In the early 1980s, the Reagan administration slashed funding for nursing home inspections by half and began trying to relax or repeal many of the regulations governing nursing homes, on the grounds that they unnecessarily burdened the operators. Administration officials even proposed outsourcing the inspections, which are carried out by state health or human services agencies under contracts with the federal government, to a private accrediting agency. Holder and NCCNHR pushed back hard, and helped prevent the most damaging cutbacks.
At the same time, Holder lobbied hard to build support for what ultimately became the Nursing Home Reform Act, which Congress passed in 1987. That law not only laid out what services homes were required to provide but also established nationwide standards for nursing homes.
In addition, the law created a nursing home residents' bill of rights, which not only protected residents from abuse and neglect, but also guaranteed their right to have their medical, physical, psychological and social needs met. The bill of rights also provided patients with access to their own care plans, and the opportunity to file grievances without fear of reprisal or discrimination.
After passage of the reform law, Holder continued to press hard to protect the rights of nursing home residents. In the 1990s, she and NCCNHR campaigned to reduce the use of physical restraints for mentally confused patients, enlisting the support of progressive nursing home operators who already had cut back on the practice.
Holder retired from NCCNHR in 2002 and returned to Oklahoma to be a caregiver for her own mother. Her organization, now known as The National Consumer Voice for Quality Long-Term Care, continues Holder's work.

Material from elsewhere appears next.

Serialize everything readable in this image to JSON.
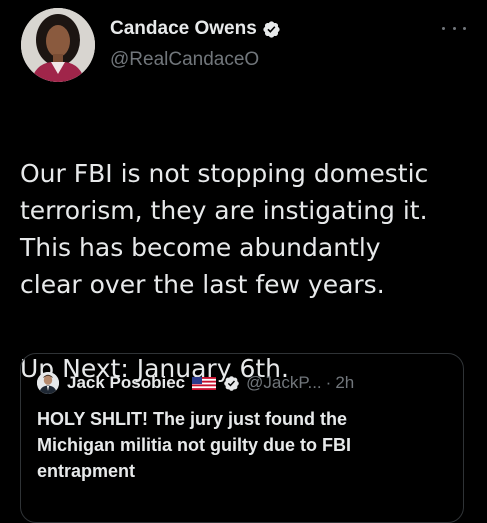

In the 2004 Oklahoman interview, Holder envisioned eventually converting all nursing homes into nonprofit organizations to take away the incentive to cut costs for the sake of profits, adding that she wanted to see them pay higher wages to ensure the best care. She also expressed the hope that more space inside them could be allotted to areas where families could visit the residents and participate with them in activities. Encouraging that level of family involvement, she pointed out, would also create another safeguard against abuses.

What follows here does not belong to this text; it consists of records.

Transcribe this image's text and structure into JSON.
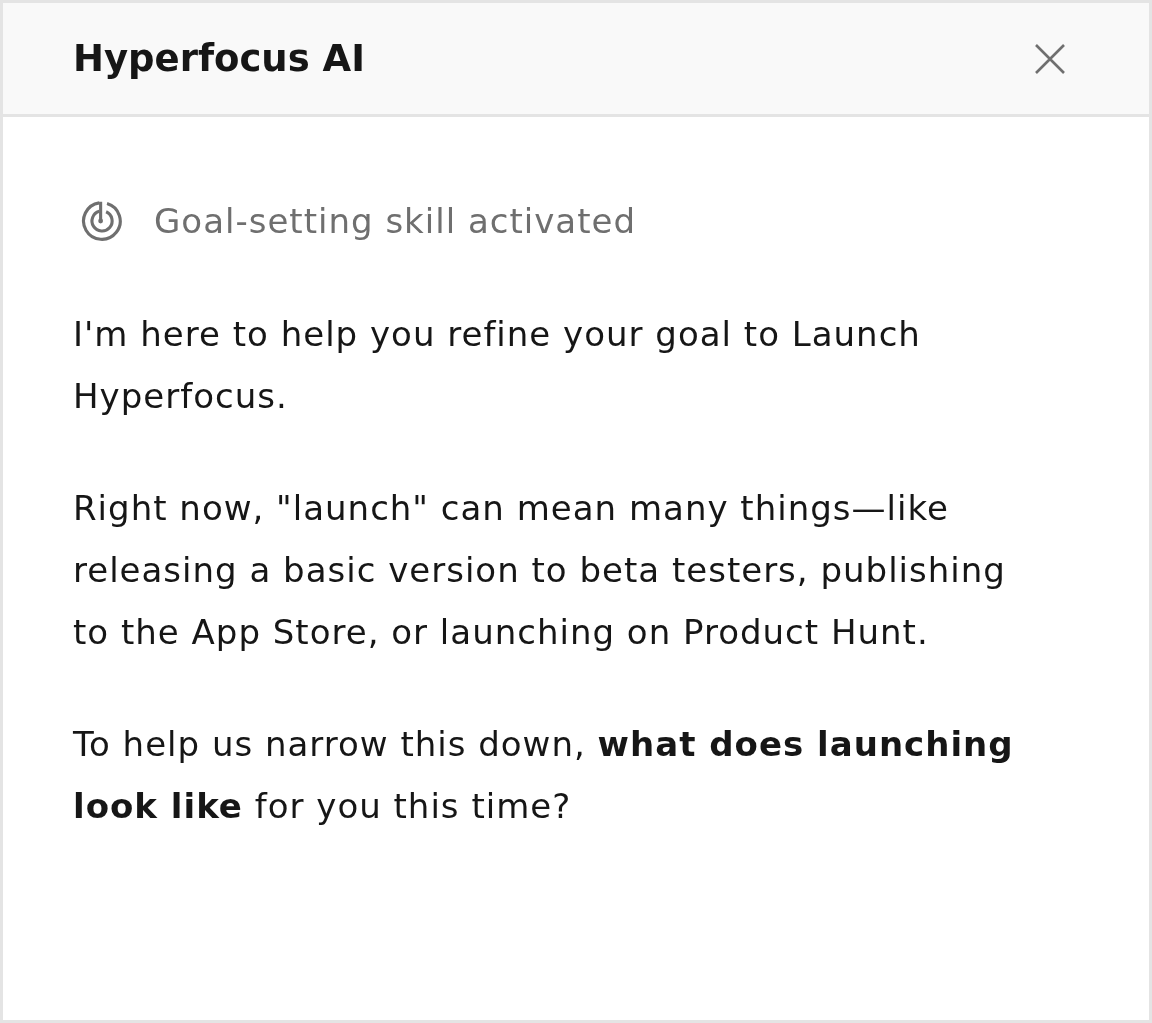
{
  "header": {
    "title": "Hyperfocus AI"
  },
  "status": {
    "text": "Goal-setting skill activated"
  },
  "message": {
    "paragraphs": [
      "I'm here to help you refine your goal to Launch Hyperfocus.",
      "Right now, \"launch\" can mean many things—like releasing a basic version to beta testers, publishing to the App Store, or launching on Product Hunt.",
      "To help us narrow this down, **what does launching look like** for you this time?"
    ]
  }
}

“I visited a nursing home in Belgium that provided a small auditorium for plays and performances for the residents and members of the community,“ she said. “There was a cafe with sidewalk tables for outdoor dining and a playground open to all children. One atrium was filled with birds. There is no better insurance against a facility smelling of urine than inviting the public to walk through your facility on the way to a play in the auditorium.“